• _DESCRIPTION OF THE TASK_: Your answer should be the lines of the data below that contain "icon".

• _ENTRIES PROVIDED_:
------------------------------------------------------------
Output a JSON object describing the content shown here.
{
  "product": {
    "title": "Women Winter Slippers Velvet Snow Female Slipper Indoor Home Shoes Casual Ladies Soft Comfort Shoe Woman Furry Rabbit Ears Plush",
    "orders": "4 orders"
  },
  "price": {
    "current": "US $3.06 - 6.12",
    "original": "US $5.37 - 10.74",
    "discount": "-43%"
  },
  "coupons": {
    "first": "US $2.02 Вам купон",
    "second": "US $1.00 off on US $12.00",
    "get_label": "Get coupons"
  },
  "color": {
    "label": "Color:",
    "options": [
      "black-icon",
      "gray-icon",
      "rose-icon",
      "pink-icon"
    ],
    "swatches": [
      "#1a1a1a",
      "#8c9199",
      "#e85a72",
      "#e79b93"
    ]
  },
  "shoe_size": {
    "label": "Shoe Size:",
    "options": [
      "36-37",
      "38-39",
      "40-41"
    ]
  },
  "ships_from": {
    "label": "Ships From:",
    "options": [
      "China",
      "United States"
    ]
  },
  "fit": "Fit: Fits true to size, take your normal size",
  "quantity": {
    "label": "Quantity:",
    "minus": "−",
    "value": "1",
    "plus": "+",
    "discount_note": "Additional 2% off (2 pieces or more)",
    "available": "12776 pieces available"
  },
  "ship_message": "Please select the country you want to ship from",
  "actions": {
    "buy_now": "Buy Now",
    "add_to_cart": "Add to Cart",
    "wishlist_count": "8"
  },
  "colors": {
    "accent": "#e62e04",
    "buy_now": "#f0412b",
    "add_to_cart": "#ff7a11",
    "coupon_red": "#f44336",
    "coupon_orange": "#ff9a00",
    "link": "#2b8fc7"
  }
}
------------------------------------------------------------
• _OUTPUT BELOW_:
      "black-icon",
      "gray-icon",
      "rose-icon",
      "pink-icon"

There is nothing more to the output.